Every time you walk out and act as if I never even existed

Every time you accuse me of owing you for what you allegedly gave to me out of love

Every time you pretend that what you said and did were not intended to hurt

Every time you threaten to strike me with your hands or your words

Every time you dismiss me and my feelings like they mean nothing to you

Every time you refuse to acknowledge your part in destroying what we built together

Every time you put what we had in unnecessary danger or jeopardy by neglecting to take care of yourself

Every time you let your anger and self-righteousness demolish the trust we came to cherish

Every time you negate the love that some black women have given to you, including me,  because of the actions of those who did not

Every time you despise and hate me for what others did to you

Every time you blame me for your fears, shortcomings and failures

Every time you fail to understand the difference between the past and the present

Every time you assume that you know more than me or are better than me because you are male

Every time you forsake your own integrity and happiness

For a drink.

© 2017 annalise fonza, Ph.D.

Every Black Woman

I know a black man who was betrayed and abused by black women who once said they loved him, and who once should have loved him.

And so, subconsciously, when he is afraid of losing her, he abuses and abandons nearly every black woman who desires to love him.

This makes him feel worse, and even more abandoned and afraid. 

And, as most self-fulfilling prophecies work, he uses his own actions to falsely blame black women for the recurring pain that he inflicts upon himself. 

I used to think that he did not know how to love.

But now I realize that he is afraid, perhaps even terrified, of love, and the memory of being betrayed and abandoned.

And that’s why he will abuse nearly every black woman who desires to love him.

Until he decides to break the cycle of abuse.

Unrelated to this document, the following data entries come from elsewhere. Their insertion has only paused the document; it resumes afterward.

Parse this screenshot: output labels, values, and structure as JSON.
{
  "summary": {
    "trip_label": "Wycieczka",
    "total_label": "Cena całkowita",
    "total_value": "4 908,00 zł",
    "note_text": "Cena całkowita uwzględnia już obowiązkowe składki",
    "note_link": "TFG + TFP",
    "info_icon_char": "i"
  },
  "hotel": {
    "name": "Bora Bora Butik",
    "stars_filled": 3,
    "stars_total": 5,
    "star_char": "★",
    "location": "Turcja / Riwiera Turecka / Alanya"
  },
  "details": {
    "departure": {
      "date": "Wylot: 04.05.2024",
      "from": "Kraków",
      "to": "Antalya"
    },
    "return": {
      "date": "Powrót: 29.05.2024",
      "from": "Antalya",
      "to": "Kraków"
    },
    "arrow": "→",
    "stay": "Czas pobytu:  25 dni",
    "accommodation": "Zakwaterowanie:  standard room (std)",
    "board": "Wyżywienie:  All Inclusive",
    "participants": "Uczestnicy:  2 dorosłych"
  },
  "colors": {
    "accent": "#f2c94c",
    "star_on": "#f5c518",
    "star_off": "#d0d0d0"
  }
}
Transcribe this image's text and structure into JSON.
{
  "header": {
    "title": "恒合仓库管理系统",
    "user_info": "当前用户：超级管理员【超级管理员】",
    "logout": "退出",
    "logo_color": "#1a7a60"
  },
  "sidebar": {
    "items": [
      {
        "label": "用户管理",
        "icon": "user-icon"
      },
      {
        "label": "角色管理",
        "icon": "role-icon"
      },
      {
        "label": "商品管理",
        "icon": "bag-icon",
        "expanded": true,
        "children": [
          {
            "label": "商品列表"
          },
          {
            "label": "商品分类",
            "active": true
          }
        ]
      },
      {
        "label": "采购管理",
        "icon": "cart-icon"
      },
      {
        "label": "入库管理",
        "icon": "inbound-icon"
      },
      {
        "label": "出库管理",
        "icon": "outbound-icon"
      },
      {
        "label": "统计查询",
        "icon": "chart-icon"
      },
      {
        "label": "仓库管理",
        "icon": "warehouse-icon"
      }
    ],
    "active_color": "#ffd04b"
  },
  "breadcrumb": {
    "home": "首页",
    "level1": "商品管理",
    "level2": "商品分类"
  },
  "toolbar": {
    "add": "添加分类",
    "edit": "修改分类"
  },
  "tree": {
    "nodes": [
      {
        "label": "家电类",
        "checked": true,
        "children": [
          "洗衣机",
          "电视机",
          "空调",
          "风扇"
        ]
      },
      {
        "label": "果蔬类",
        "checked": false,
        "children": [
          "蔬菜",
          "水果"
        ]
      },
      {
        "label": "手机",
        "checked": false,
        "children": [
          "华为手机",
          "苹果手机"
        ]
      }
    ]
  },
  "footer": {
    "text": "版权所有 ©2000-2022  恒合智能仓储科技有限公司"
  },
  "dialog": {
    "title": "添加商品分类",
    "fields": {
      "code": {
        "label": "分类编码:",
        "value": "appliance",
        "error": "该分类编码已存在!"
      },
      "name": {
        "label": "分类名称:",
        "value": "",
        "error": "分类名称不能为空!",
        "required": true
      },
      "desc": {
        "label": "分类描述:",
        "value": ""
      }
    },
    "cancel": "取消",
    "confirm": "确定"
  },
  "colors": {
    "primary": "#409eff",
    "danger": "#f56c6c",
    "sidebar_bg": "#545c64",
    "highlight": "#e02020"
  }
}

© 2017 annalise fonza, Ph.D.

The Seriousness of Stress

Today, I was in a meeting, and an 88 year old man was talking about the stressors in his life and how he has managed to handle them. In the process of sharing he said something like, “Stress will get you pain; stress will get you cancer; and stress will get you dead.” On a day like today, when I was feeling a considerable amount of stress about some of the changes that are in the very near future, I was reminded of the seriousness of stress. Being a black woman, who is threatened everyday with harmful expressions (particularly of maleness and whiteness), I know that notwithstanding those threats, stress can be just as deadly, if not more.

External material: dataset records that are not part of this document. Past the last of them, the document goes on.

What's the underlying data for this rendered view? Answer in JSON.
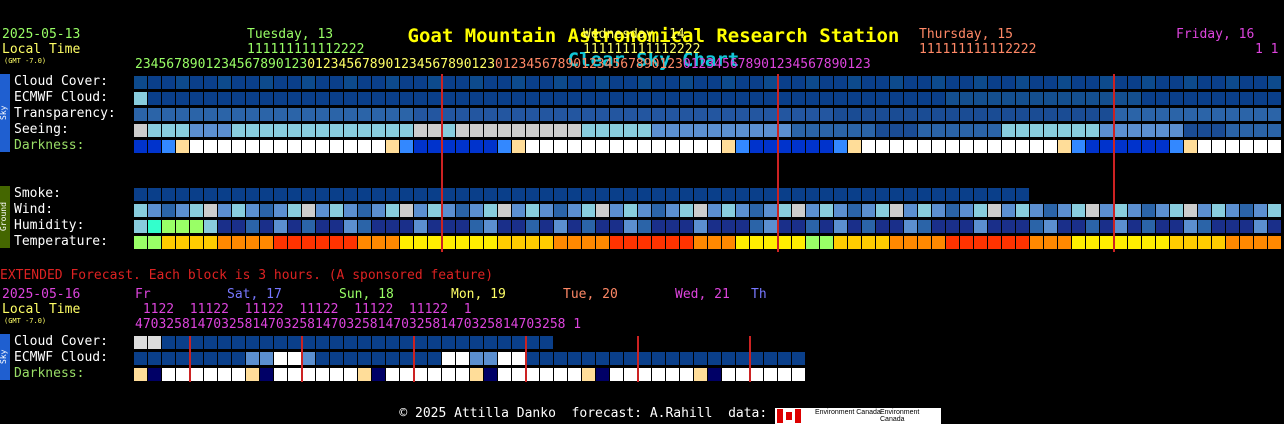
{
  "title": {
    "main": "Goat Mountain Astronomical Research Station",
    "suffix": "Clear Sky Chart"
  },
  "header": {
    "date": "2025-05-13",
    "local_time": "Local Time",
    "gmt": "(GMT -7.0)"
  },
  "days": [
    {
      "label": "Tuesday, 13",
      "color": "#99ff66"
    },
    {
      "label": "Wednesday, 14",
      "color": "#ffff66"
    },
    {
      "label": "Thursday, 15",
      "color": "#ff8866"
    },
    {
      "label": "Friday, 16",
      "color": "#dd44dd"
    }
  ],
  "hours_tens": "111111111112222",
  "hours": "234567890123456789012301234567890123456789012301234567890123456789012301234567890123456789012301",
  "sky_section_label": "Sky",
  "ground_section_label": "Ground",
  "rows": [
    {
      "label": "Cloud Cover:"
    },
    {
      "label": "ECMWF Cloud:"
    },
    {
      "label": "Transparency:"
    },
    {
      "label": "Seeing:"
    },
    {
      "label": "Darkness:"
    }
  ],
  "ground_rows": [
    {
      "label": "Smoke:"
    },
    {
      "label": "Wind:"
    },
    {
      "label": "Humidity:"
    },
    {
      "label": "Temperature:"
    }
  ],
  "extended": {
    "notice": "EXTENDED Forecast. Each block is 3 hours. (A sponsored feature)",
    "date": "2025-05-16",
    "local_time": "Local Time",
    "gmt": "(GMT -7.0)",
    "days": [
      {
        "label": "Fr",
        "color": "#dd44dd"
      },
      {
        "label": "Sat, 17",
        "color": "#7777ff"
      },
      {
        "label": "Sun, 18",
        "color": "#99ff66"
      },
      {
        "label": "Mon, 19",
        "color": "#ffff66"
      },
      {
        "label": "Tue, 20",
        "color": "#ff8866"
      },
      {
        "label": "Wed, 21",
        "color": "#dd44dd"
      },
      {
        "label": "Th",
        "color": "#7777ff"
      }
    ],
    "hours_tens": " 1122  11122  11122  11122  11122  11122  1",
    "hours": "4703258147032581470325814703258147032581470325814703258 1",
    "rows": [
      {
        "label": "Cloud Cover:"
      },
      {
        "label": "ECMWF Cloud:"
      },
      {
        "label": "Darkness:"
      }
    ],
    "sky_label": "Sky"
  },
  "colors": {
    "clear_blue": "#0a3f8a",
    "mid_blue": "#2b64a8",
    "light_blue": "#5b8fd0",
    "cyan": "#88ccdd",
    "grey": "#cccccc",
    "white": "#ffffff",
    "darkness_dark": "#000066",
    "yellow": "#ffee00",
    "orange": "#ff8800",
    "red": "#ff3300",
    "green": "#99ff66",
    "midnight_line": "#cc2222"
  },
  "footer": {
    "copyright": "© 2025 Attilla Danko  forecast: A.Rahill  data:",
    "data_source": "Environment Canada"
  }
}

Of course, I have carried my share of of stress in my lifetime. However, I have suffered the worst when I have taken on the stress of others, specifically when I took on other peoples’ pain. On the one hand, it is good to have compassion for others, and it is good to be there in times of need. On the other hand, I also know people who are going through stress because of self-destructive thinking and behaviors. Indeed, my upbringing has taught me to be there for others and to show empathy. But, when I show more care and compassion for those who are not willing or able to take care of themselves (and with a little honesty and effort on their part they could or should be able to take care of themselves), then I suffer from their stress, while  meanwhile they seem to go along as if nothing is wrong. It is hard to see others’ struggle, but it is even harder to watch someone who is under considerable stress and in denial.

I was grateful to be reminded today that “stress will get you dead” by someone who has lived through more than eight decades of stress. I appreciated his honesty and his vulnerability, and his ability to tell those of us who are younger that it shouldn’t take eighty plus years to learn how to handle stress. Stress is an everyday part of life, and I am willing to take on my stress, the stress that belongs to me. But, what I have to remember is that I do not have to take on any body else’s stress, and especially not when they are not able or conscious enough to admit that they are in trouble and suffering with their own stressors. Taking on their stress when for one reason or another they are inept or unable to even name their stress is, in fact, something that will get me dead; and it is a stress that I simply cannot afford.

© 2017 annalise fonza, Ph.D.